He pioneered and was the first president of Academy and College of Philadelphia which opened in 1751 and later became the University of Pennsylvania. He organized and was the first secretary of the American Philosophical Society and was elected president in 1769. Franklin became a national hero in America as an agent for several colonies when he spearheaded an effort in London to have the Parliament of Great Britain repeal the unpopular Stamp Act. An accomplished diplomat, he was widely admired among the French as American minister to Paris and was a major figure in the development of positive Franco-American relations. His efforts proved vital for the American Revolution in securing shipments of crucial munitions from France.
He was promoted to deputy postmaster-general for the British colonies in 1753, having been Philadelphia postmaster for many years, and this enabled him to set up the first national communications network. During the revolution, he became the first United States Postmaster General. He was active in community affairs and colonial and state politics, as well as national and international affairs. From 1785 to 1788, he served as governor of Pennsylvania. He initially owned and dealt in slaves but, by the late 1750s, he began arguing against slavery and became an abolitionist.
His life and legacy of scientific and political achievement, and his status as one of America's most influential Founding Fathers, have seen Franklin honored more than two centuries after his death on coinage and the $100 bill, warships, and the names of many towns, counties, educational institutions, and corporations, as well as countless cultural references.

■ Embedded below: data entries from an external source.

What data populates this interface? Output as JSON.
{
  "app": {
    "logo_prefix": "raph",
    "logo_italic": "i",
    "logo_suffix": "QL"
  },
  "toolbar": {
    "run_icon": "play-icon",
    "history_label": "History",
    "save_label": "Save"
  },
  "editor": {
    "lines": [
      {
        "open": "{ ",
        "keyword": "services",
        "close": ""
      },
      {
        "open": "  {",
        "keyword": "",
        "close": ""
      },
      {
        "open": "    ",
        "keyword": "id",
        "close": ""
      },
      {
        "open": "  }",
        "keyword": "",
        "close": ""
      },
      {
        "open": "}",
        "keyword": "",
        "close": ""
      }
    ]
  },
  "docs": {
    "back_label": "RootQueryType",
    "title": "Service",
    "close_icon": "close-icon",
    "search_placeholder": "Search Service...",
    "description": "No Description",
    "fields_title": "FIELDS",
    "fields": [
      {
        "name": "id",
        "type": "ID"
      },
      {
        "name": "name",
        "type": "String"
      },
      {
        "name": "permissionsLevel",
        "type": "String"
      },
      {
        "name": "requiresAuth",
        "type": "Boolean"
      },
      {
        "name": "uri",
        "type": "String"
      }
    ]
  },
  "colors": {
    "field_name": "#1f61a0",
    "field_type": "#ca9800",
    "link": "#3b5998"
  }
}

- "Benjamin Franklin's 13 virtues" | 2012-09-04 | 101 Upvotes 73 Comments